What research are you working on with Professor Karl Linden?

I have worked for Dr. Linden for two and a half years researching the characterization and treatment of fracking wastewater. The project is part of the larger AirWaterGas initiative funded by the National Science Foundation exploring the effects of natural gas development on the environment in the Rocky Mountains. My lab experiences are diverse, from collecting water samples in Eastern Colorado to using the mass spectrometer. Recently, I have been running experiments using microbes from the Boulder Wastewater Treatment Plant acclimated to high salinity environments to see how effective they are at degrading organic carbon in the fracking wastewater. It is important to study low-cost treatment options because it is currently more economic to dispose of this water in deep injection wells rather than treat it. Every drop of water is precious, especially in our state.

How did you get involved with this research and what have you learned from this opportunity?

At the beginning of my sophomore year, I decided I wanted to get involved in research. At this point, I was still a chemical engineering major, but had heard of Dr. Linden’s work from another professor. I spruced up my resume and sent him an email asking him if he had any opportunities to work in his lab. And I didn’t hear back. So, I sent him another email. This time I got through and found myself working in the lab the next month! At first, lab work consists of shadowing other people and cleaning up. It can be pretty boring. But through these small tasks, I began to learn some fundamentals that they don’t teach in classes, such as how to use a pipet or how to calibrate a turbidimeter. Once I knew the fundamentals, I start taking on more and more responsibility, performing my own experiments and analyzing data.

The most important thing I learned from working in the lab is that I am an environmental engineer, not a chemical engineer. I switched my major to environmental engineering with a focus in energy after just one semester with Dr. Linden and have never regretted it. I have also been exposed to an aspect of fracking that many people don’t think about.

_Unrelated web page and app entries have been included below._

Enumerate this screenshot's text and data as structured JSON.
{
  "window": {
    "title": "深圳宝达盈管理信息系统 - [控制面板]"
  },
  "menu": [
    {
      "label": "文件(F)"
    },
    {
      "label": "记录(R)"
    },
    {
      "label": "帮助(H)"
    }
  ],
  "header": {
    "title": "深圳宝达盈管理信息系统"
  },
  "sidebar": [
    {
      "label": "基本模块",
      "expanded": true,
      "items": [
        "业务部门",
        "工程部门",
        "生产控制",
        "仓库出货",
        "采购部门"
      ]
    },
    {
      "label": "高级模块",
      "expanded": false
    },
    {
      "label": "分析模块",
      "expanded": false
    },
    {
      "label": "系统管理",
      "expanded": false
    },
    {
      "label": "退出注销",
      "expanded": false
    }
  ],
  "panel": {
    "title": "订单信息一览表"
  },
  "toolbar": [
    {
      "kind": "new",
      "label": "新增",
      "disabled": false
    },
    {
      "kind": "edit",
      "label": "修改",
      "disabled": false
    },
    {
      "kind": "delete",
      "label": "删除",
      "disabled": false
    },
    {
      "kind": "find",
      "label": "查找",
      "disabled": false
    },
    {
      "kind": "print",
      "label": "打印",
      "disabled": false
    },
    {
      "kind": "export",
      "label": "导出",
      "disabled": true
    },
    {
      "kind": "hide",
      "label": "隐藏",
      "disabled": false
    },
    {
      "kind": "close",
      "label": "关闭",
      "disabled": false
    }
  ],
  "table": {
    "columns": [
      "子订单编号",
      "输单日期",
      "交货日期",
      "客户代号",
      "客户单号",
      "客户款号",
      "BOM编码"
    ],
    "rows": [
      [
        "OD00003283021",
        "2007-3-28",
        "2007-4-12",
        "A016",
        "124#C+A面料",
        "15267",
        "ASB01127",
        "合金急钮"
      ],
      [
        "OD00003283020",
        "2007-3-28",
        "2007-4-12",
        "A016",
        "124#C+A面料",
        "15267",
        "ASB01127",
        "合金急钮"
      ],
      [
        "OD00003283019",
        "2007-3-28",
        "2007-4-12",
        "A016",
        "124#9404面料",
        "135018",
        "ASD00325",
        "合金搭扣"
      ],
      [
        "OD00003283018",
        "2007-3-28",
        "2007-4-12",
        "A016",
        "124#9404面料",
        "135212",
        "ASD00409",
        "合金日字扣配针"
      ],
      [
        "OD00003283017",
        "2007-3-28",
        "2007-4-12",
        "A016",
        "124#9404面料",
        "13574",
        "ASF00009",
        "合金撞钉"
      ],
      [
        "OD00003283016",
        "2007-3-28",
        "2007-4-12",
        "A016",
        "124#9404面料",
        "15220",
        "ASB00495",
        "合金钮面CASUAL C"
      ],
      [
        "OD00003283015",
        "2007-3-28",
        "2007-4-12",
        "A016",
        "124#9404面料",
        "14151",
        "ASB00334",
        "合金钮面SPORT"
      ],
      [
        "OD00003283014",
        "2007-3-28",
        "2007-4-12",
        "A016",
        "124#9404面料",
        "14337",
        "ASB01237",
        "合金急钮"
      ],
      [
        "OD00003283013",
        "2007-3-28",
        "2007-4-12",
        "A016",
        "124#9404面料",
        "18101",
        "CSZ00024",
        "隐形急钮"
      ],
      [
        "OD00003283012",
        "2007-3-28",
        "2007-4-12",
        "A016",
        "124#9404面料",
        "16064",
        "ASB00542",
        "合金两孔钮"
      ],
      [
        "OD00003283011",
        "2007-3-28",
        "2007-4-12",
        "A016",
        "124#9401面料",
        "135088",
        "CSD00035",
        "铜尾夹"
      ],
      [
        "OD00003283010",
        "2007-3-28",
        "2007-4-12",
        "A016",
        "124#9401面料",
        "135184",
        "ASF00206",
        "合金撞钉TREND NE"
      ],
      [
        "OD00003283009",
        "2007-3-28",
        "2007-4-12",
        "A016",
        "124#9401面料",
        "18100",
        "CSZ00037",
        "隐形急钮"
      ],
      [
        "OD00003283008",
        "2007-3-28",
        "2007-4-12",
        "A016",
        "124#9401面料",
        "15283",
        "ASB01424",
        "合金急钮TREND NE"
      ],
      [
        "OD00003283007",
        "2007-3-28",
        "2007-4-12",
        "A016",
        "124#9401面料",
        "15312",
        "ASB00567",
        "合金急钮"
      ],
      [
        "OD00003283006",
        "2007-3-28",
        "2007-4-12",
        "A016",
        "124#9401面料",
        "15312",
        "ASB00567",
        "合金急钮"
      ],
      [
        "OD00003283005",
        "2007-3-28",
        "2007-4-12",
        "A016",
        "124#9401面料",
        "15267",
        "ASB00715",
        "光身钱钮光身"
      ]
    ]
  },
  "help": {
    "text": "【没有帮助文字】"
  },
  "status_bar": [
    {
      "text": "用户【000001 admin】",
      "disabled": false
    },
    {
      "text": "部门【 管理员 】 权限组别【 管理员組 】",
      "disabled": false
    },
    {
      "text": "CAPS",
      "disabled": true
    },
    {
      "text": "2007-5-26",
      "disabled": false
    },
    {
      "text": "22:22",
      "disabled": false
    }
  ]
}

I am continually conflicted about the industry as a whole, but strongly believe in the importance of environmental engineers working to mitigate some of its detrimental environmental consequences.

What is your most memorable experience during your time at CU?

In years to come, I will always think about the Global Engineering RAP when I think of CU. The community in Kittredge Central was my home for three years and was where I met my best friends. I was part of the first group of students in the program. Over the years, the program has grown along with me. I have had many opportunities to lead my peers on two camping trips up 14ers, Spanish dinners to Rincon Argentino, and recitations for the RAP class “The Meaning of Information Technology.” I have also had the opportunity to learn salsa dancing and philosophy from them. This program, where students from across the college and the world live with and support each other, is incredibly special.

As you are a senior engineering student, what are your plans for after graduation?

Starting in August, I will enroll at Harvard University to pursue a PhD in Environmental Science and Engineering. I plan to study emerging water quality and public health issues in developing communities associated with manufacturing, energy production, and climate change. Billions of people lack access to the quality of water we enjoy in Boulder and around the United States. This problem becomes more complex as polluting industries relocate to their communities and with climate change. I am excited to study at Harvard because of their faculty, caliber in environmental sciences and public health, and location in Cambridge, Massachusetts.

Bridger Ruyle